### LISTED RECORDS
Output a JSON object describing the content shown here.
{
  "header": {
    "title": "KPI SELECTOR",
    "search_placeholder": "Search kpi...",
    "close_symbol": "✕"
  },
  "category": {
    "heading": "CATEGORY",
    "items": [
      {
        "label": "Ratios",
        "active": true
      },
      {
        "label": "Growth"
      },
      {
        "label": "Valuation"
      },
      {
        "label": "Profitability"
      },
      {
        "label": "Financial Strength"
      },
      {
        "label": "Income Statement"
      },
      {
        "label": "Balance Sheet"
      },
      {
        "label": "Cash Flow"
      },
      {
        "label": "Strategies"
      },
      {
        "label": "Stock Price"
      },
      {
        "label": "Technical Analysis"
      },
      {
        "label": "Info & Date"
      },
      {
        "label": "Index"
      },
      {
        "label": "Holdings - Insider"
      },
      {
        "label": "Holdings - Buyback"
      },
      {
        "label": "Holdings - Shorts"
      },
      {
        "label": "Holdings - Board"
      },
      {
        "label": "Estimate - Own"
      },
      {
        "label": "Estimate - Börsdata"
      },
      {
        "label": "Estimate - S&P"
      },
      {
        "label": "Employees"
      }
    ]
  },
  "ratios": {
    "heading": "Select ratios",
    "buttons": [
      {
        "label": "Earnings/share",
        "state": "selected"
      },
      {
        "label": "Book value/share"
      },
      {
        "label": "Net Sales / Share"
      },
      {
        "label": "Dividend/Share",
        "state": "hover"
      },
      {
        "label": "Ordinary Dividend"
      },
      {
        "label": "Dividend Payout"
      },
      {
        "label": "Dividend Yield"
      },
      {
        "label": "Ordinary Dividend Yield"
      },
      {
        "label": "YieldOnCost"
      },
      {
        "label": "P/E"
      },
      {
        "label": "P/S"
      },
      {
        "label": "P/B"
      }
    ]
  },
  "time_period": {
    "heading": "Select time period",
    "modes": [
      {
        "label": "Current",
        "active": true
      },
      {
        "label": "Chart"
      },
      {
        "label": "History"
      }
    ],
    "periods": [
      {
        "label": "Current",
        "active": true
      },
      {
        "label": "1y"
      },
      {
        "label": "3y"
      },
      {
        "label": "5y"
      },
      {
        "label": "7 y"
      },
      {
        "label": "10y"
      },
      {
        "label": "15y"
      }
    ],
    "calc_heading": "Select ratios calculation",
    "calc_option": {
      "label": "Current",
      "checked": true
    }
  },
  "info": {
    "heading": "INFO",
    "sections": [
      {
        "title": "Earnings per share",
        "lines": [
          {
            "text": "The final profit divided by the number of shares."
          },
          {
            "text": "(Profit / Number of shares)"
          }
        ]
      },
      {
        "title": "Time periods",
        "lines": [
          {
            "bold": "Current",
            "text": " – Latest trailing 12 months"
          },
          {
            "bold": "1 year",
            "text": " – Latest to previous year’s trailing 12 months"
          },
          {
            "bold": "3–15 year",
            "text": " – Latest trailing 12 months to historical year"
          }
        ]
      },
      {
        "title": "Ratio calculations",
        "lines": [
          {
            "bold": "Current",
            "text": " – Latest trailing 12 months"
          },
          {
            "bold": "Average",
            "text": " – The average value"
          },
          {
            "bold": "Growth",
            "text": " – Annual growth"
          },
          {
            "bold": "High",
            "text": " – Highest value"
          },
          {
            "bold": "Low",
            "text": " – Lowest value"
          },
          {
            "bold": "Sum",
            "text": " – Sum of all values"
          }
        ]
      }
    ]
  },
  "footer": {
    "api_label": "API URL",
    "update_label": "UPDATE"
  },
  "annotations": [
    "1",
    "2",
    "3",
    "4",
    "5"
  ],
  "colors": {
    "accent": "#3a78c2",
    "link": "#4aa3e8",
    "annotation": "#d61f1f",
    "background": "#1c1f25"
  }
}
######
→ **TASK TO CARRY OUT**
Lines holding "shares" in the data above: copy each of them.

→ **WRITTEN REPLY**
            "text": "The final profit divided by the number of shares."
            "text": "(Profit / Number of shares)"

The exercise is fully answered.